## Problem description
The copy you give must match the records exactly, except that it holds no images.

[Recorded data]

----

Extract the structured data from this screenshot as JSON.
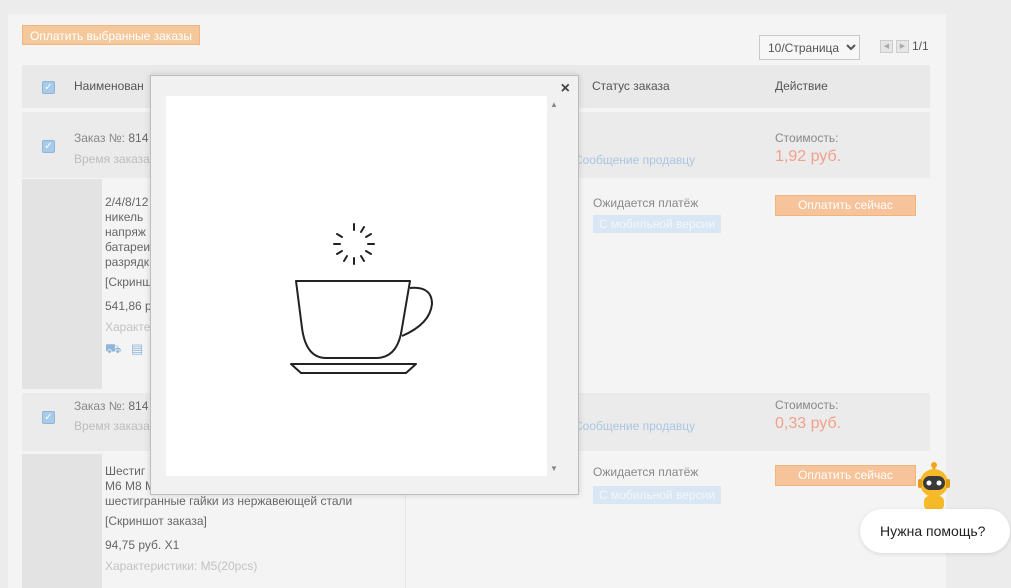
{
  "toolbar": {
    "pay_selected_label": "Оплатить выбранные заказы",
    "per_page": "10/Страница",
    "per_page_options": [
      "10/Страница"
    ],
    "page_count": "1/1"
  },
  "table_header": {
    "name": "Наименован",
    "status": "Статус заказа",
    "action": "Действие"
  },
  "orders": [
    {
      "number_label": "Заказ №:",
      "number_value": "814",
      "time_label": "Время заказа",
      "message_seller": "Сообщение продавцу",
      "cost_label": "Стоимость:",
      "cost": "1,92 руб.",
      "item": {
        "lines": [
          "2/4/8/12",
          "никель",
          "напряж",
          "батареи",
          "разрядк"
        ],
        "screenshot": "[Скринш",
        "price": "541,86 р",
        "characteristics": "Характе",
        "status": "Ожидается платёж",
        "mobile": "С мобильной версии",
        "pay_now": "Оплатить сейчас"
      }
    },
    {
      "number_label": "Заказ №:",
      "number_value": "814",
      "time_label": "Время заказа",
      "message_seller": "Сообщение продавцу",
      "cost_label": "Стоимость:",
      "cost": "0,33 руб.",
      "item": {
        "lines": [
          "Шестиг",
          "M6 M8 M",
          "шестигранные гайки из нержавеющей стали"
        ],
        "screenshot": "[Скриншот заказа]",
        "price": "94,75 руб. X1",
        "characteristics": "Характеристики: M5(20pcs)",
        "status": "Ожидается платёж",
        "mobile": "С мобильной версии",
        "pay_now": "Оплатить сейчас"
      }
    }
  ],
  "modal": {
    "close": "×",
    "scroll_up": "▲",
    "scroll_down": "▼"
  },
  "pager": {
    "prev": "◀",
    "next": "▶"
  },
  "help": {
    "label": "Нужна помощь?"
  },
  "icons": {
    "checkbox": "check-icon",
    "loading": "coffee-cup-loading-icon",
    "delivery": "truck-icon",
    "store": "store-icon",
    "assistant": "robot-avatar-icon"
  },
  "colors": {
    "accent_orange": "#f6c39a",
    "price_red": "#f3a08a",
    "link_blue": "#a9c6e3",
    "checkbox_blue": "#a7cbe8"
  }
}
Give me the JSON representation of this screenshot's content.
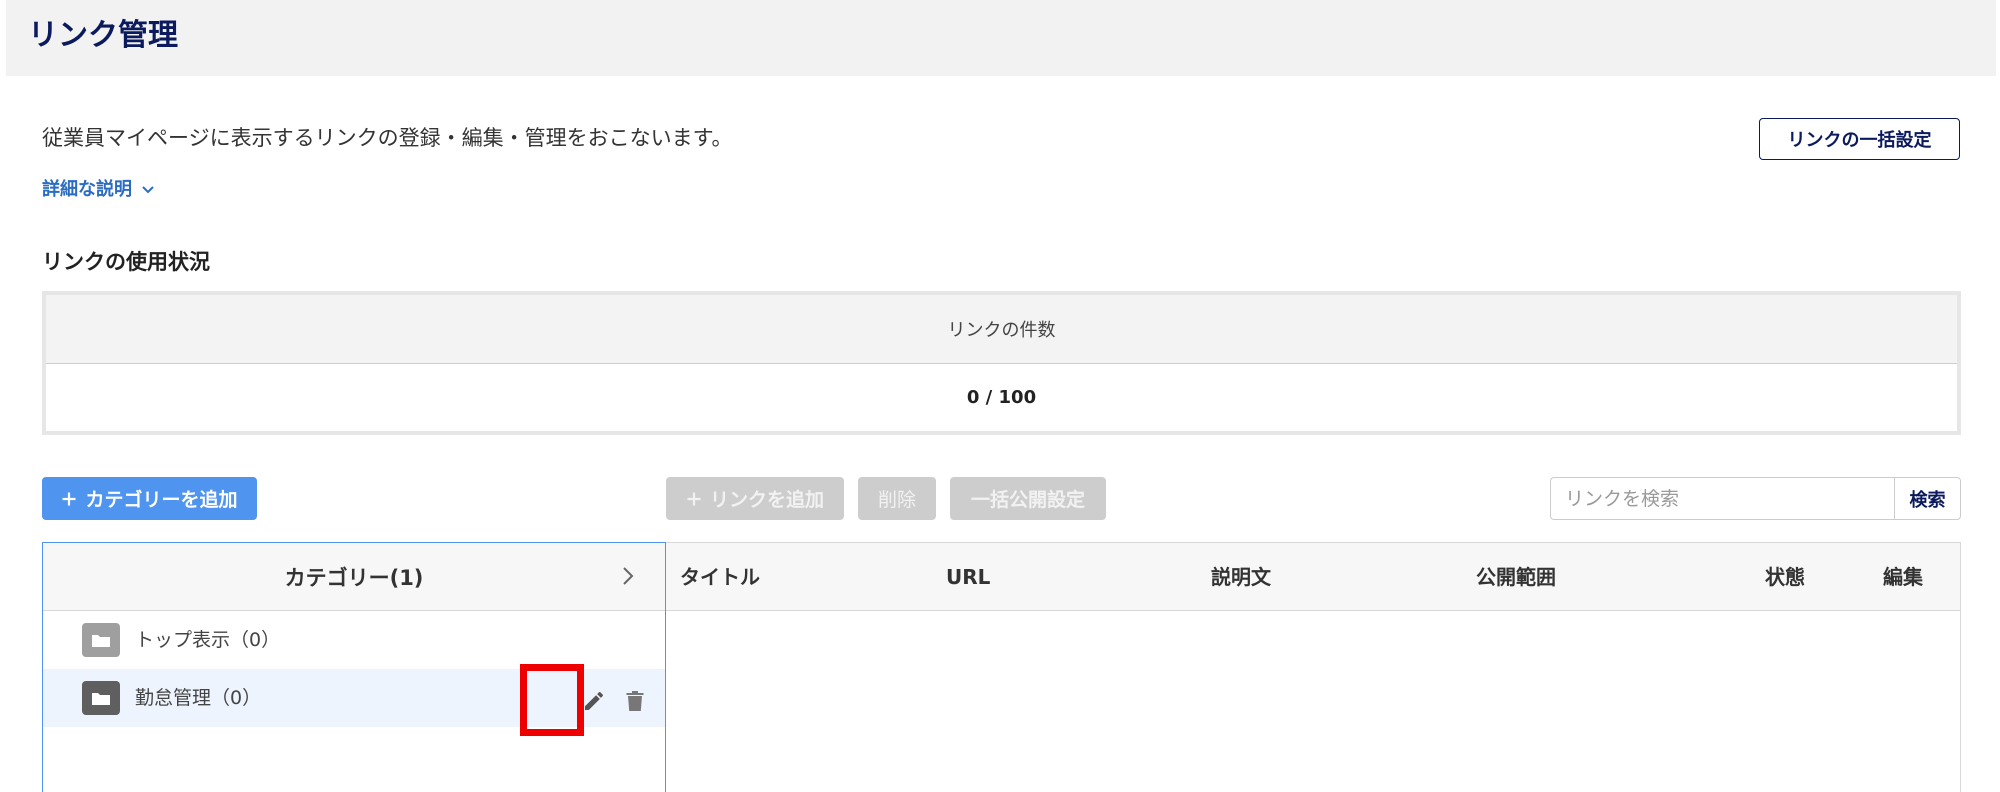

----

## Expected output
Extract the structured data from this screenshot as JSON.
{
  "toolbar": {
    "pay_selected_label": "Оплатить выбранные заказы",
    "per_page": "10/Страница",
    "per_page_options": [
      "10/Страница"
    ],
    "page_count": "1/1"
  },
  "table_header": {
    "name": "Наименован",
    "status": "Статус заказа",
    "action": "Действие"
  },
  "orders": [
    {
      "number_label": "Заказ №:",
      "number_value": "814",
      "time_label": "Время заказа",
      "message_seller": "Сообщение продавцу",
      "cost_label": "Стоимость:",
      "cost": "1,92 руб.",
      "item": {
        "lines": [
          "2/4/8/12",
          "никель",
          "напряж",
          "батареи",
          "разрядк"
        ],
        "screenshot": "[Скринш",
        "price": "541,86 р",
        "characteristics": "Характе",
        "status": "Ожидается платёж",
        "mobile": "С мобильной версии",
        "pay_now": "Оплатить сейчас"
      }
    },
    {
      "number_label": "Заказ №:",
      "number_value": "814",
      "time_label": "Время заказа",
      "message_seller": "Сообщение продавцу",
      "cost_label": "Стоимость:",
      "cost": "0,33 руб.",
      "item": {
        "lines": [
          "Шестиг",
          "M6 M8 M",
          "шестигранные гайки из нержавеющей стали"
        ],
        "screenshot": "[Скриншот заказа]",
        "price": "94,75 руб. X1",
        "characteristics": "Характеристики: M5(20pcs)",
        "status": "Ожидается платёж",
        "mobile": "С мобильной версии",
        "pay_now": "Оплатить сейчас"
      }
    }
  ],
  "modal": {
    "close": "×",
    "scroll_up": "▲",
    "scroll_down": "▼"
  },
  "pager": {
    "prev": "◀",
    "next": "▶"
  },
  "help": {
    "label": "Нужна помощь?"
  },
  "icons": {
    "checkbox": "check-icon",
    "loading": "coffee-cup-loading-icon",
    "delivery": "truck-icon",
    "store": "store-icon",
    "assistant": "robot-avatar-icon"
  },
  "colors": {
    "accent_orange": "#f6c39a",
    "price_red": "#f3a08a",
    "link_blue": "#a9c6e3",
    "checkbox_blue": "#a7cbe8"
  }
}
Give me the JSON representation of this screenshot's content.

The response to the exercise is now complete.